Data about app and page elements
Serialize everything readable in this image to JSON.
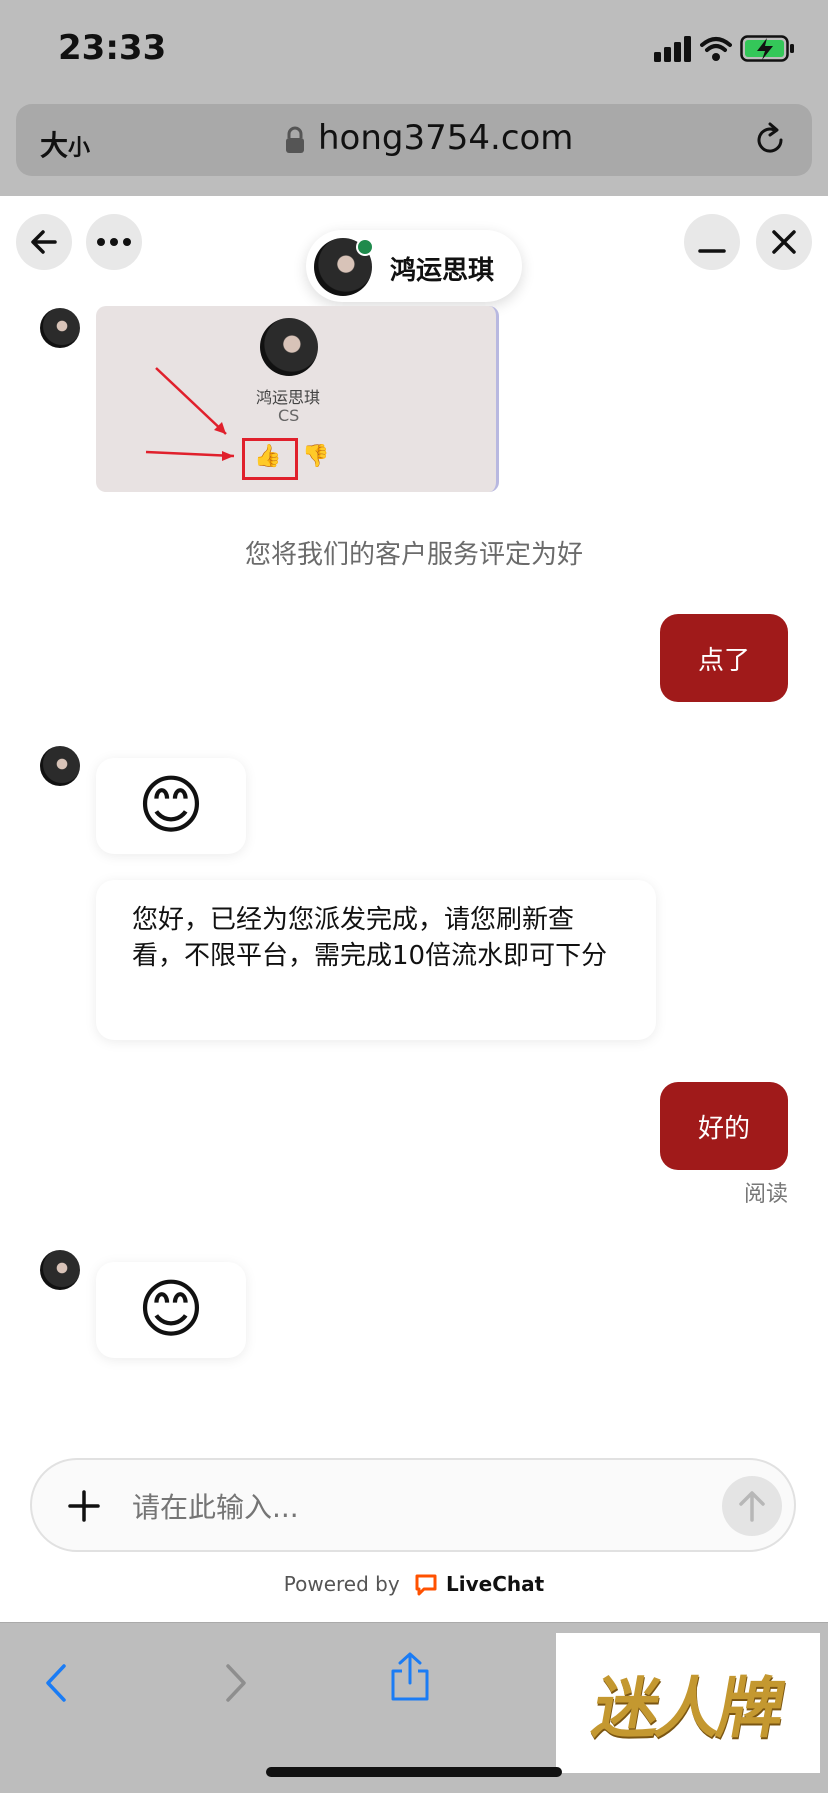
{
  "status_bar": {
    "time": "23:33"
  },
  "browser": {
    "aa_big": "大",
    "aa_small": "小",
    "domain": "hong3754.com"
  },
  "header": {
    "agent_name": "鸿运思琪"
  },
  "messages": {
    "image_card": {
      "agent_name": "鸿运思琪",
      "role": "CS"
    },
    "system_note": "您将我们的客户服务评定为好",
    "out_1": "点了",
    "in_emoji_1": "😊",
    "in_text_1": "您好，已经为您派发完成，请您刷新查看，不限平台，需完成10倍流水即可下分",
    "out_2": "好的",
    "read_status": "阅读",
    "in_emoji_2": "😊"
  },
  "composer": {
    "placeholder": "请在此输入..."
  },
  "footer": {
    "powered_by": "Powered by",
    "brand": "LiveChat"
  },
  "watermark": {
    "text": "迷人牌"
  },
  "colors": {
    "outgoing_bubble": "#a01a1a",
    "online_dot": "#1f8a4c",
    "browser_chrome": "#bdbdbd",
    "ios_blue": "#1a7cf5"
  }
}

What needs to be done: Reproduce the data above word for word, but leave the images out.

Exercise response:
Serialize everything readable in this image to JSON.
{
  "status_bar": {
    "time": "23:33"
  },
  "browser": {
    "aa_big": "大",
    "aa_small": "小",
    "domain": "hong3754.com"
  },
  "header": {
    "agent_name": "鸿运思琪"
  },
  "messages": {
    "image_card": {
      "agent_name": "鸿运思琪",
      "role": "CS"
    },
    "system_note": "您将我们的客户服务评定为好",
    "out_1": "点了",
    "in_emoji_1": "😊",
    "in_text_1": "您好，已经为您派发完成，请您刷新查看，不限平台，需完成10倍流水即可下分",
    "out_2": "好的",
    "read_status": "阅读",
    "in_emoji_2": "😊"
  },
  "composer": {
    "placeholder": "请在此输入..."
  },
  "footer": {
    "powered_by": "Powered by",
    "brand": "LiveChat"
  },
  "watermark": {
    "text": "迷人牌"
  },
  "colors": {
    "outgoing_bubble": "#a01a1a",
    "online_dot": "#1f8a4c",
    "browser_chrome": "#bdbdbd",
    "ios_blue": "#1a7cf5"
  }
}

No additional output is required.